■ **ASSIGNMENT**: Search the entries below for the word "ändern" and copy every line where it appears.

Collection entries
===============

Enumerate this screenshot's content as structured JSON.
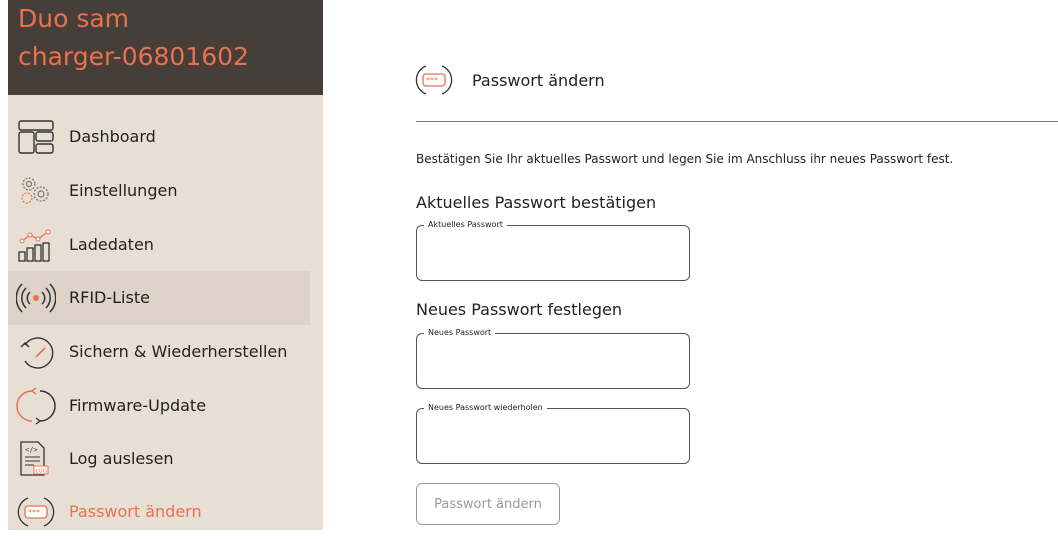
{
  "brand": {
    "line1": "Duo sam",
    "line2": "charger-06801602"
  },
  "sidebar": {
    "items": [
      {
        "label": "Dashboard",
        "icon": "dashboard-icon"
      },
      {
        "label": "Einstellungen",
        "icon": "gears-icon"
      },
      {
        "label": "Ladedaten",
        "icon": "chart-icon"
      },
      {
        "label": "RFID-Liste",
        "icon": "rfid-icon"
      },
      {
        "label": "Sichern & Wiederherstellen",
        "icon": "backup-restore-icon"
      },
      {
        "label": "Firmware-Update",
        "icon": "refresh-icon"
      },
      {
        "label": "Log auslesen",
        "icon": "log-file-icon"
      },
      {
        "label": "Passwort ändern",
        "icon": "password-icon"
      }
    ]
  },
  "main": {
    "title": "Passwort ändern",
    "intro": "Bestätigen Sie Ihr aktuelles Passwort und legen Sie im Anschluss ihr neues Passwort fest.",
    "section_current": "Aktuelles Passwort bestätigen",
    "field_current_label": "Aktuelles Passwort",
    "section_new": "Neues Passwort festlegen",
    "field_new_label": "Neues Passwort",
    "field_repeat_label": "Neues Passwort wiederholen",
    "submit_label": "Passwort ändern"
  },
  "colors": {
    "accent": "#e8714f",
    "brand_bg": "#453e39",
    "sidebar_bg": "#e8dfd4"
  }
}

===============

■ **ANSWER TO THE EXERCISE**:
        "label": "Passwort ändern",
    "title": "Passwort ändern",
    "submit_label": "Passwort ändern"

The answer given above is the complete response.